>>>
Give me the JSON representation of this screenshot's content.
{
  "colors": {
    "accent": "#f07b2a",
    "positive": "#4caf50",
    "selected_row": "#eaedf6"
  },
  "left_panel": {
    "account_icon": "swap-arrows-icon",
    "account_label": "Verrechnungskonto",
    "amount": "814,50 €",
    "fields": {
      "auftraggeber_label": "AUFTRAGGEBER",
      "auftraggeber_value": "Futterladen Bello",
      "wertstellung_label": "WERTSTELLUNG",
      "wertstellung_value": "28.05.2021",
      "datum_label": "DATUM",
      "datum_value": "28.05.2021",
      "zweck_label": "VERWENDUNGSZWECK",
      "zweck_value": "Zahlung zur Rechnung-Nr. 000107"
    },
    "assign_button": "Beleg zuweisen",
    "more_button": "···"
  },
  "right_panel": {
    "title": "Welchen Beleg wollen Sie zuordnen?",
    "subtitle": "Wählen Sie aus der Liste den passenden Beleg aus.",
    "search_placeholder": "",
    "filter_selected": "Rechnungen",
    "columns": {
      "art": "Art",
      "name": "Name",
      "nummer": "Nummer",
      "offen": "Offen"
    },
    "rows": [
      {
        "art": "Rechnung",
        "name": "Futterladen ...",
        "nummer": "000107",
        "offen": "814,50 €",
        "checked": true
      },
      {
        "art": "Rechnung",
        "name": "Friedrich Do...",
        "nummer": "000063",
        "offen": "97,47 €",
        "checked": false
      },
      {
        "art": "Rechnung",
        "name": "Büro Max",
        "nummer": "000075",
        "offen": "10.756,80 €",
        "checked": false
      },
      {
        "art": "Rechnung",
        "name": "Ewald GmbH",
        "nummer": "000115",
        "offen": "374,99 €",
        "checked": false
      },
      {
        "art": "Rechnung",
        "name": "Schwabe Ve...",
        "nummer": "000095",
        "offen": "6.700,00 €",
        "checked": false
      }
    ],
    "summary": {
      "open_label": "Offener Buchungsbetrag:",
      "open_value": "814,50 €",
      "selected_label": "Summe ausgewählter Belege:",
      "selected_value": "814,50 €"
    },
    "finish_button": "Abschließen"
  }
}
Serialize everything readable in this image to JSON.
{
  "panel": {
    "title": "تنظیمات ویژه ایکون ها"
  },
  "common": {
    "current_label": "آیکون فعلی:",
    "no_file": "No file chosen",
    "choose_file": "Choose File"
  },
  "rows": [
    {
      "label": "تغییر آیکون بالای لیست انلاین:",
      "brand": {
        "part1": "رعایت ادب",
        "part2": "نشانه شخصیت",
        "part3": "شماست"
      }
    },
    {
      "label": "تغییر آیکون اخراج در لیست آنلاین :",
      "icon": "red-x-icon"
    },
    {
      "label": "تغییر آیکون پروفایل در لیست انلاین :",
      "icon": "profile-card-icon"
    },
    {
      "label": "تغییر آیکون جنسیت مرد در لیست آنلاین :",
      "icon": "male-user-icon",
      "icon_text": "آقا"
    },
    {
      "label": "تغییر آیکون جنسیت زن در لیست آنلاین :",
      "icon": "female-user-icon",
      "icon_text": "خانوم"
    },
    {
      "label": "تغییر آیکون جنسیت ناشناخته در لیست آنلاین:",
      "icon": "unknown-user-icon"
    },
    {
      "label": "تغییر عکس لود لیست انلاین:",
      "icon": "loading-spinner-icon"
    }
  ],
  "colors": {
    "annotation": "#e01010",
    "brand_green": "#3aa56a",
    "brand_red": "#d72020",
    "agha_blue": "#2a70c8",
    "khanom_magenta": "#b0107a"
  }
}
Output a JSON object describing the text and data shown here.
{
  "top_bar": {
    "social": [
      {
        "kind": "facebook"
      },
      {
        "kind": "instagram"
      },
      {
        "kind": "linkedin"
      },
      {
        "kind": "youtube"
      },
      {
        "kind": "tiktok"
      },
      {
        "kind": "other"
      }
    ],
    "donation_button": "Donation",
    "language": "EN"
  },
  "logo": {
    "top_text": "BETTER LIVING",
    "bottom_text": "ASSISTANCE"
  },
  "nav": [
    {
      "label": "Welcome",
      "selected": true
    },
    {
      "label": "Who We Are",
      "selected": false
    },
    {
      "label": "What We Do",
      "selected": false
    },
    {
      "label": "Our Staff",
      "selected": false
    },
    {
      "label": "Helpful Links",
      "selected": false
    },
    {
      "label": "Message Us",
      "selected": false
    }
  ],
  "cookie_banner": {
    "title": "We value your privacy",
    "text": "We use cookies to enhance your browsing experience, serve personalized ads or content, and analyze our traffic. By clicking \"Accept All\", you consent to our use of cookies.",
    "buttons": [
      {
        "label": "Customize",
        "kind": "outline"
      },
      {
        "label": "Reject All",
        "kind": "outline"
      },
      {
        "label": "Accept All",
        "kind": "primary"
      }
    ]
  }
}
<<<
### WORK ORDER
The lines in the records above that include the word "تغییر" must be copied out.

### RESPONSE FOR THIS EXERCISE
      "label": "تغییر آیکون بالای لیست انلاین:",
      "label": "تغییر آیکون اخراج در لیست آنلاین :",
      "label": "تغییر آیکون پروفایل در لیست انلاین :",
      "label": "تغییر آیکون جنسیت مرد در لیست آنلاین :",
      "label": "تغییر آیکون جنسیت زن در لیست آنلاین :",
      "label": "تغییر آیکون جنسیت ناشناخته در لیست آنلاین:",
      "label": "تغییر عکس لود لیست انلاین:",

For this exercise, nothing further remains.